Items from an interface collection

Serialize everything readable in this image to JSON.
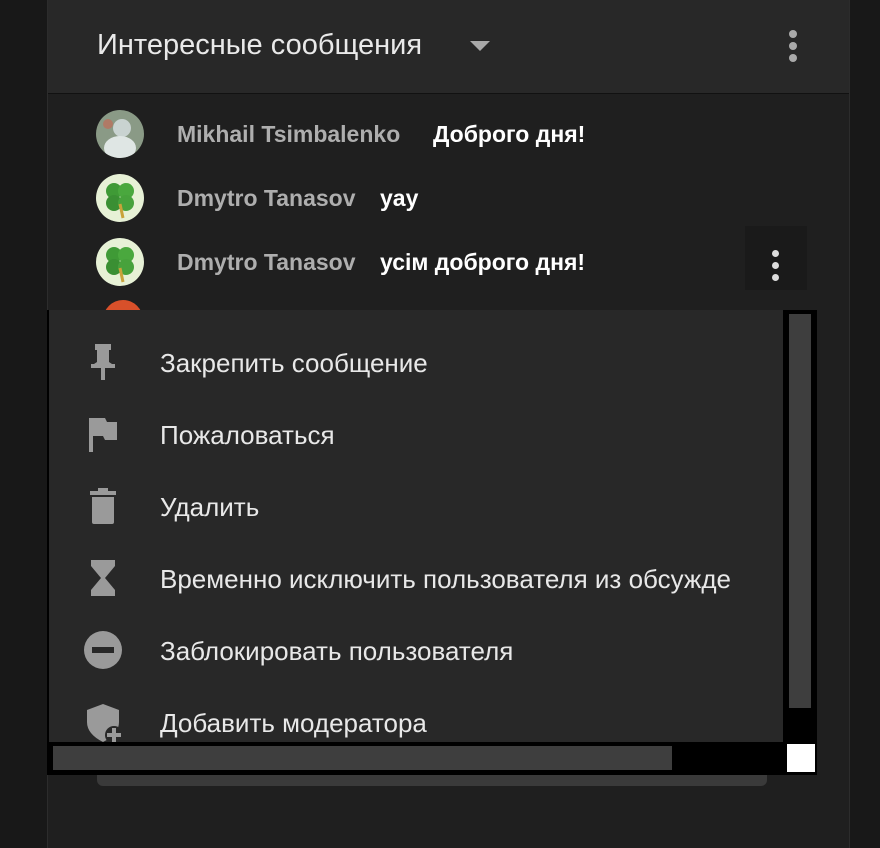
{
  "header": {
    "title": "Интересные сообщения"
  },
  "messages": [
    {
      "author": "Mikhail Tsimbalenko",
      "text": "Доброго дня!"
    },
    {
      "author": "Dmytro Tanasov",
      "text": "yay"
    },
    {
      "author": "Dmytro Tanasov",
      "text": "усім доброго дня!"
    }
  ],
  "context_menu": {
    "items": [
      {
        "label": "Закрепить сообщение",
        "icon": "pin-icon"
      },
      {
        "label": "Пожаловаться",
        "icon": "flag-icon"
      },
      {
        "label": "Удалить",
        "icon": "trash-icon"
      },
      {
        "label": "Временно исключить пользователя из обсужде",
        "icon": "hourglass-icon"
      },
      {
        "label": "Заблокировать пользователя",
        "icon": "block-icon"
      },
      {
        "label": "Добавить модератора",
        "icon": "shield-plus-icon"
      }
    ]
  },
  "colors": {
    "background": "#181818",
    "panel": "#1f1f1f",
    "menu": "#282828",
    "author_text": "#aeaeae",
    "icon_gray": "#9a9a9a"
  }
}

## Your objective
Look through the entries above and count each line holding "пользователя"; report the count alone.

## Solution to this task
2